The online courses that I teach for Auburn University Outreach on the effects and impacts of marijuana use highlight such information. The course that I teach on the drug crisis emphasizes the ways in which marijuana use and legalization are fueling the epidemic of drug use and addiction. I also teach a course on “Transforming and Leading Organizations” that can be helpful to those leading organizations dealing with the drug problem. Information about the courses can also be found on the following websites: PopPot.org Online Course  and GordonDrugAbusePrevention.com. One may also go directly to the Auburn University Outreach website for the course on The Effects and Impacts of Marijuana;  (for the course on The Drug Crisis, and for the course on Transforming and Leading Organizations; or call (334) 844-5100.
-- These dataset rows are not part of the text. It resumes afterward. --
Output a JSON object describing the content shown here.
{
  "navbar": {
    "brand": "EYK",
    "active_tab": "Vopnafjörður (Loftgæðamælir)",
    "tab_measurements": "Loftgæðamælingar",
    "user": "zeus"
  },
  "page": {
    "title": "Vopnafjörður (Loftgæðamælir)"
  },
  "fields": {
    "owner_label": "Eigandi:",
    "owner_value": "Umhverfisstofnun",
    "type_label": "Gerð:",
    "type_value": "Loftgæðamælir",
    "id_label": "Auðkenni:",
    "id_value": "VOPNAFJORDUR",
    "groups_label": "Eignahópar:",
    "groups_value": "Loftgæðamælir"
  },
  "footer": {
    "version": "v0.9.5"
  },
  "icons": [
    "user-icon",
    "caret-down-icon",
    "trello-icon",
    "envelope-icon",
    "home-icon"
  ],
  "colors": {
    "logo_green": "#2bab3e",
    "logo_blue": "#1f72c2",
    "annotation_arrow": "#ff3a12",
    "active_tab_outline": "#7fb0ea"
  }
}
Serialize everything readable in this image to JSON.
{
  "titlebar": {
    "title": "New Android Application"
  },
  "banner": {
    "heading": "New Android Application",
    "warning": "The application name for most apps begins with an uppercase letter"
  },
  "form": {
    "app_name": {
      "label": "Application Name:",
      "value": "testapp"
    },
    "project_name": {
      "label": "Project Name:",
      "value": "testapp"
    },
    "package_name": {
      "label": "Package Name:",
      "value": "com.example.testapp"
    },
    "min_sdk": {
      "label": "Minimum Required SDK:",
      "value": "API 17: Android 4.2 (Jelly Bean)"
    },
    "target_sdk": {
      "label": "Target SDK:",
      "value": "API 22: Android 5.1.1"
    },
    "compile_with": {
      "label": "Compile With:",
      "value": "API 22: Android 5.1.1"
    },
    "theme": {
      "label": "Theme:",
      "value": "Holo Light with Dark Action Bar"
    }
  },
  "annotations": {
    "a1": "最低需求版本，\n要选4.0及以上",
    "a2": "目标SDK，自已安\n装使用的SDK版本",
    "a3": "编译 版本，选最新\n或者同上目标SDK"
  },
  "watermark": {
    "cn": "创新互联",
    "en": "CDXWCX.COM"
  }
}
A suggestion: Educational efforts are essential in order to dissuade users and promoters of legalization and use regarding the harmful consequences of their actions and the harmful effects of use. You may wish to gift registrations for any or all of these courses to individuals who might be able to benefit from the course content. This would include public officials, their staff, those in non-profit organizations working to address the drug problem, and parents or friends of users who are trying to dissuade others from using marijuana and other psychoactive substances. Indeed, health care providers as well as researchers might also find the courses helpful. The courses are also suitable for those who are educators and trainers in the drug abuse field.

 

Paula D. Gordon, Ph.D. is an Educator, Writer, Strategist, Online Publisher (including GordonDrugAbusePrevention.com ), and Instructor of online courses offered by Auburn University Outreach. Paula can be reached at pdg0005@auburn.edu